Leigh Friday – About

My values and outlook on life have been largely shaped by growing up in South Africa. For many my early life would have seemed perfect. Born to a South African father and an Australian mother in a sleepy little South African town and later moving to beautiful Cape Town.

My childhood, on the surface, was a typical, idyllic one. Long carefree days in the African sunshine with no worries other than getting home when the streetlights came on. But underneath all of that was the inequity of our society. In seemingly small ways it crept into our lives. The fact that we had privilege denied to many. Our friends, part of my family and other people we were around, (or not), in social, school or neighbourhood situations during the apartheid era did not have the opportunity to live the same life we were living.  My parents had a social justice conscience. Discussions and questioning were encouraged. Ingrained into me is a quote my father used often: “It is a good thing now and then to question what you have long taken for granted’ (Bertrand Russell). This background naturally led to my interest in anti-apartheid activism and later, human rights. To me, respect for others, for our environment and for ourselves is fundamental to how we interact with the world around us.  

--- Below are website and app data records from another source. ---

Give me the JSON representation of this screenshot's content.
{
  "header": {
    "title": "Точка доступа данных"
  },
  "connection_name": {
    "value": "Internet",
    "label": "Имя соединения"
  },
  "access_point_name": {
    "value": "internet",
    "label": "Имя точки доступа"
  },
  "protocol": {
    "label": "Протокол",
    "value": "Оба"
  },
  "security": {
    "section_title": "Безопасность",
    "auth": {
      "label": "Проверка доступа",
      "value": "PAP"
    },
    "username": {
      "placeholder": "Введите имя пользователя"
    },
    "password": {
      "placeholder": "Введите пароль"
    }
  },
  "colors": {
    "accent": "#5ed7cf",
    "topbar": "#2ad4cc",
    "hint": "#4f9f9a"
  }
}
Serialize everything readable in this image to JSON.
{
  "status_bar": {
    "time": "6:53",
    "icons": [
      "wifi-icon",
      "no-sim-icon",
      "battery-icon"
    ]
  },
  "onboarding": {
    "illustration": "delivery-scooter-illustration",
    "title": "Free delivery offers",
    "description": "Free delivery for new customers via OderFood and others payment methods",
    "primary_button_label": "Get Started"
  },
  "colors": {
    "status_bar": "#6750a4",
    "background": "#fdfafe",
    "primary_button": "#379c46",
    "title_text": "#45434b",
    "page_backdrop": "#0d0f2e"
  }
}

This formed the groundwork for getting involved in politics and actively working towards a free and democratic South Africa. The sheer joy and overwhelming emotion seeing Nelson Mandela walk free, our first free and fair elections, the hope of the rainbow nation, a country that embodied Ubuntu, (I am because you are – isiZulu and isiXhosa saying) were enormously important milestones. Even those who had not opposed Apartheid seemed to embrace our unified country. However, our new-found freedoms also highlighted the huge amount of work that needed to be done to rectify the injustices of the past. Human rights issues, women and children’s rights and empowerment, social inequity and poverty, HIV Aids affected families leading to child-headed households – the scale of the work ahead of us was intimidating but work that I was able to contribute to in a small way.  

As my personal journey took me to Aotearoa, I was able to have a complete change of lifestyle. I stepped back from an all-consuming career, to focus on my sons and settling us into our wonderful new country. My world opened from pressing social justice and political issues on my doorstep to those further from home. Similarities between apartheid South Africa and Israel started to creep into my consciousness.  

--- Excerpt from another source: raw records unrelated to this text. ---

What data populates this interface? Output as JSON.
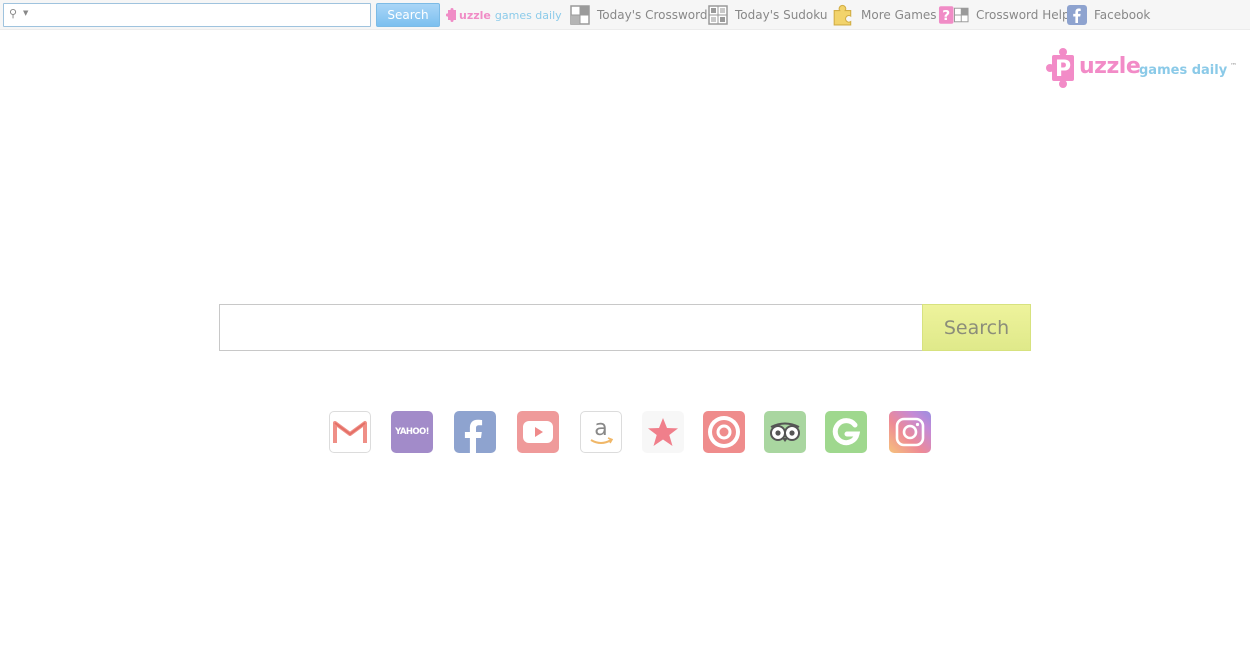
{
  "toolbar": {
    "search_value": "",
    "search_button": "Search",
    "logo": {
      "word": "uzzle",
      "letter": "P",
      "tagline": "games daily"
    },
    "items": [
      {
        "label": "Today's Crossword",
        "icon": "crossword-icon"
      },
      {
        "label": "Today's Sudoku",
        "icon": "sudoku-icon"
      },
      {
        "label": "More Games",
        "icon": "puzzle-piece-icon"
      },
      {
        "label": "Crossword Help",
        "icon": "crossword-help-icon"
      },
      {
        "label": "Facebook",
        "icon": "facebook-icon"
      }
    ]
  },
  "brand": {
    "wordmark": "uzzle",
    "letter": "P",
    "tagline": "games daily",
    "trademark": "™",
    "colors": {
      "pink": "#f28bc7",
      "blue": "#8bcae8"
    }
  },
  "search": {
    "value": "",
    "button_label": "Search",
    "button_color": "#e5ec90"
  },
  "shortcuts": [
    {
      "name": "gmail",
      "icon": "gmail-icon",
      "color": "#ffffff"
    },
    {
      "name": "yahoo",
      "icon": "yahoo-icon",
      "label": "YAHOO!",
      "color": "#a28bc9"
    },
    {
      "name": "facebook",
      "icon": "facebook-icon",
      "color": "#8ea3cf"
    },
    {
      "name": "youtube",
      "icon": "youtube-icon",
      "color": "#ef9a9a"
    },
    {
      "name": "amazon",
      "icon": "amazon-icon",
      "color": "#ffffff"
    },
    {
      "name": "favorites",
      "icon": "star-icon",
      "color": "#f7f7f7"
    },
    {
      "name": "target",
      "icon": "target-icon",
      "color": "#ef8c8c"
    },
    {
      "name": "tripadvisor",
      "icon": "tripadvisor-icon",
      "color": "#a9d6a0"
    },
    {
      "name": "grammarly",
      "icon": "grammarly-icon",
      "color": "#9fd88e"
    },
    {
      "name": "instagram",
      "icon": "instagram-icon",
      "color": "#c58ad6"
    }
  ]
}
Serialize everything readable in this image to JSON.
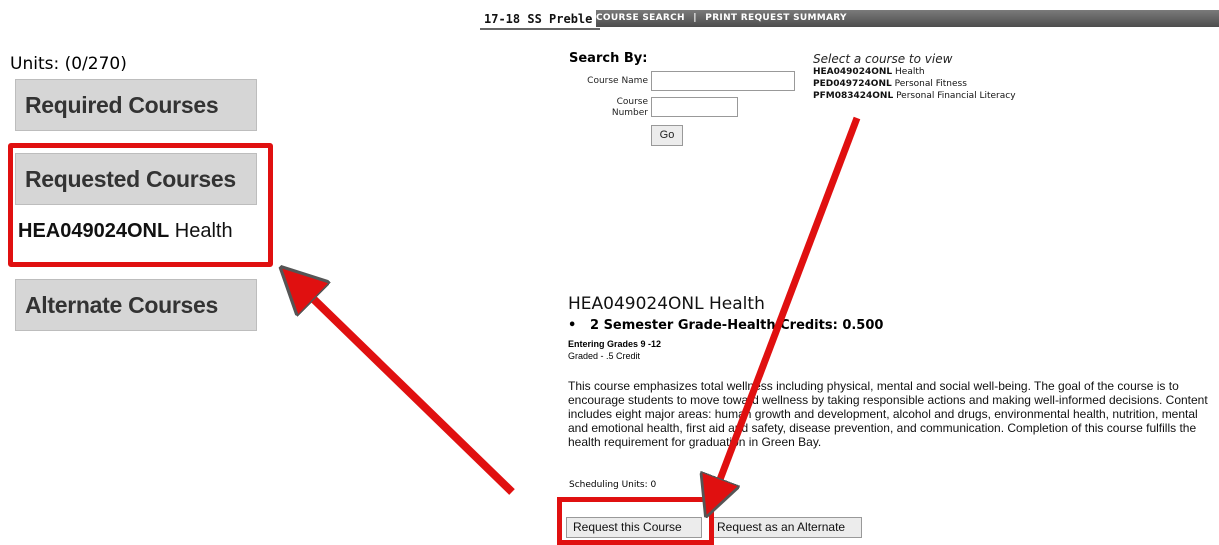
{
  "left_panel": {
    "units_label": "Units: (0/270)",
    "required_label": "Required Courses",
    "requested_label": "Requested Courses",
    "requested_item": {
      "code": "HEA049024ONL",
      "name": "Health"
    },
    "alternate_label": "Alternate Courses"
  },
  "topbar": {
    "title": "17-18 SS Preble",
    "links": [
      "COURSE SEARCH",
      "PRINT REQUEST SUMMARY"
    ],
    "separator": "|"
  },
  "search": {
    "title": "Search By:",
    "course_name_label": "Course Name",
    "course_name_value": "",
    "course_number_label_1": "Course",
    "course_number_label_2": "Number",
    "course_number_value": "",
    "go_label": "Go"
  },
  "course_list": {
    "title": "Select a course to view",
    "items": [
      {
        "code": "HEA049024ONL",
        "name": "Health"
      },
      {
        "code": "PED049724ONL",
        "name": "Personal Fitness"
      },
      {
        "code": "PFM083424ONL",
        "name": "Personal Financial Literacy"
      }
    ]
  },
  "detail": {
    "title": "HEA049024ONL Health",
    "bullet": "2 Semester Grade-Health Credits: 0.500",
    "grades": "Entering Grades 9 -12",
    "graded": "Graded - .5 Credit",
    "description": "This course emphasizes total wellness including physical, mental and social well-being. The goal of the course is to encourage students to move toward wellness by taking responsible actions and making well-informed decisions. Content includes eight major areas: human growth and development, alcohol and drugs, environmental health, nutrition, mental and emotional health, first aid and safety, disease prevention, and communication. Completion of this course fulfills the health requirement for graduation in Green Bay.",
    "scheduling_units": "Scheduling Units: 0",
    "request_label": "Request this Course",
    "alternate_label": "Request as an Alternate"
  },
  "colors": {
    "highlight": "#e01010",
    "button_bg": "#d6d6d6",
    "topbar_bg": "#5a5a5a"
  }
}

Alongside this, I have been exploring my Jewish heritage and how that relates to my spirituality. I stumbled across Sh’ma Koleinu and was a casual but interested bystander. That continued until I read an offer to ‘get in touch if you’re interested in doing community differently”. I filled out the contact form, not expecting to hear back, and very quickly had a warm welcome. I have been embraced by a community and provided with advice and guidance in my learning along with more avenues to explore than I can possibly manage! 

Anti-Zionism, for me, is opposition to an Israeli state that is all too reminiscent of the apartheid regime of my youth. A racist hierarchy of the elite, who control power at the top and the dispossessed and hopeless at the bottom. It’s easy to see why the wagons are circled when fear is at the heart of our thinking – based on a history where the Jewish people have been affected by antisemitism and all the horrors that come with it. However, in my political experience, while fear is an incredibly powerful tool for creating a groundswell of support, by far the more powerful emotion is hope. Hope is universal, and our humanity resonates with a better future for ourselves, our children, and our planet. Hope is collective. It joins us together to one cause: Peace. Zionism is the antithesis of this. It divides, it separates, and it creates insecurity and fear.  

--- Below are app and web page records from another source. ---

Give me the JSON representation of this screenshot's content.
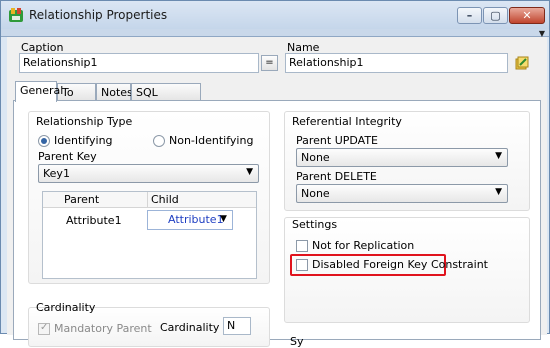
{
  "window": {
    "title": "Relationship Properties",
    "app_icon": "erd-app-icon"
  },
  "window_controls": {
    "minimize_icon": "minimize-icon",
    "maximize_icon": "maximize-icon",
    "close_icon": "close-icon"
  },
  "caption": {
    "label": "Caption",
    "value": "Relationship1",
    "equals_label": "="
  },
  "name": {
    "label": "Name",
    "value": "Relationship1",
    "side_icon": "edit-name-icon"
  },
  "tabs": [
    "General",
    "To Do",
    "Notes",
    "SQL Preview"
  ],
  "active_tab": "General",
  "relationship_type": {
    "title": "Relationship Type",
    "options": [
      "Identifying",
      "Non-Identifying"
    ],
    "selected": "Identifying"
  },
  "parent_key": {
    "label": "Parent Key",
    "value": "Key1"
  },
  "mapping_grid": {
    "headers": [
      "Parent",
      "Child"
    ],
    "rows": [
      {
        "parent": "Attribute1",
        "child": "Attribute1"
      }
    ]
  },
  "referential_integrity": {
    "title": "Referential Integrity",
    "parent_update_label": "Parent UPDATE",
    "parent_update_value": "None",
    "parent_delete_label": "Parent DELETE",
    "parent_delete_value": "None"
  },
  "settings": {
    "title": "Settings",
    "not_for_replication": "Not for Replication",
    "disabled_fk": "Disabled Foreign Key Constraint",
    "highlight_color": "#e0131d"
  },
  "cardinality": {
    "title": "Cardinality",
    "mandatory_parent": "Mandatory Parent",
    "cardinality_label": "Cardinality",
    "cardinality_value": "N"
  },
  "partial_label": "Sy"
}
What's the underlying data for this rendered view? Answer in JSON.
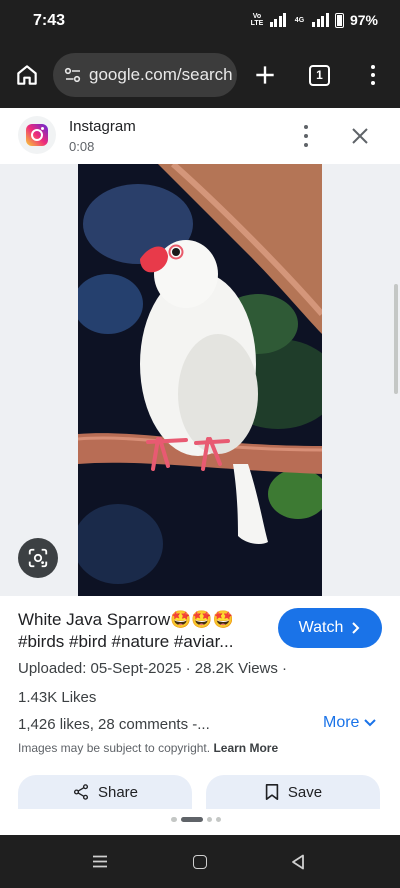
{
  "status_bar": {
    "time": "7:43",
    "network_label": "Vo LTE",
    "network_label_2": "4G",
    "battery": "97%"
  },
  "browser": {
    "url": "google.com/search",
    "tab_count": "1"
  },
  "source": {
    "name": "Instagram",
    "duration": "0:08"
  },
  "result": {
    "title_line1": "White Java Sparrow🤩🤩🤩",
    "title_line2": "#birds #bird #nature #aviar...",
    "watch_label": "Watch",
    "uploaded": "Uploaded: 05-Sept-2025 · 28.2K Views ·",
    "likes": "1.43K Likes",
    "likes_comments": "1,426 likes, 28 comments -...",
    "more_label": "More",
    "copyright_text": "Images may be subject to copyright.",
    "learn_more": "Learn More",
    "share_label": "Share",
    "save_label": "Save",
    "pager": {
      "count": 4,
      "active": 1
    }
  },
  "colors": {
    "accent": "#1a73e8",
    "chrome_dark": "#1f1f1f",
    "action_bg": "#e8eef8"
  },
  "icons": [
    "home-icon",
    "tune-icon",
    "plus-icon",
    "tab-switcher-icon",
    "more-vert-icon",
    "instagram-logo",
    "close-icon",
    "google-lens-icon",
    "chevron-right-icon",
    "chevron-down-icon",
    "share-icon",
    "bookmark-icon",
    "recents-icon",
    "nav-home-icon",
    "back-icon"
  ]
}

I don’t have the religious knowledge that others on this forum have, but what I do have is a belief in the innate goodness in us. We pray for peace, yet Zionism promotes war. We pray that ‘our souls are pure,’ but if my soul is created pure, then surely everyone else’s soul is also pure. That resonates with so many other belief systems. At our core we’re pure. We are connected. No one race is superior to another. No one race is more deserving. It is possible to live in harmony with people who are different to us. In fact, diversity enriches our experience. If we recognise the humanity in our fellow humans, then surely, we support the rights of everyone to a peaceful, flourishing, and free life.  Respecting the humanity and pure souls in others is far stronger than looking for what divides us. We can do better. 

%d bloggers like this: